Trees are a considerable asset to the community on many levels. They are an important element of the rich culture heritage of Unley. Our trees compliment the environment. They enhance our enjoyment of open spaces by making them more comfortable and pleasant. Just as importantly they provide a wide range of other benefits. Benefits such as shade, cooling and habitat for wildlife.
Conversely, trees constitute a potential risk to our community. There are several risks to both property and more importantly to person. The older they get the greater the risk. These risks include from both underground and aboveground.
Underground risks include movement causing damage by lifting to paths, roads and to buildings. The movement can create trip hazards in our vast footpath network. Above ground dropping limbs can cause property damage and (as highlighted yesterday) are a risk to personal safety.
Like other assets, such as buildings, trees require considered and ongoing maintenance. As with buildings this maintenance should be designed to maximise the benefits they provide and to minimise risks.
So what is the value of the trees of Unley?
Our Tree Strategy Policy 2016-19 is taking a proactive stand toward maintaining and growing our urban forest.
The core of this is recognising for an urban forest to be sustainable there must be a wide age-distribution of trees to create a cycle of succession.
Council’s urban forest has 26,000 trees. 23,000 of these trees are located in some 450 streets.
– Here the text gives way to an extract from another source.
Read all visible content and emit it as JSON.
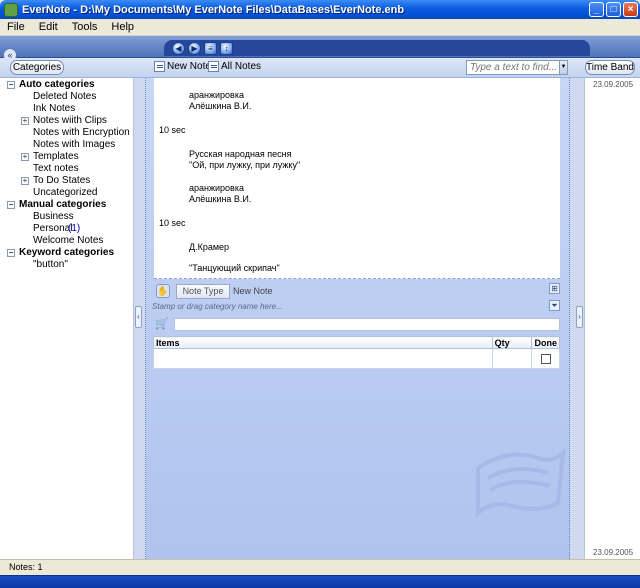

The remaining 3,000 of these trees are in our parks and gardens.
A recent audit of our trees indicates that 20% of our trees realistically require replacement in the next five to ten years. More urgently 7% of our trees (1,570) will require replacement in the next 5 years.
During this time, we plan to remove 1,924 trees. More importantly we aim to plant 2,806 new trees. Rather than just replace trees we have determined are in need, we have identified opportunities to plant trees where none exist now.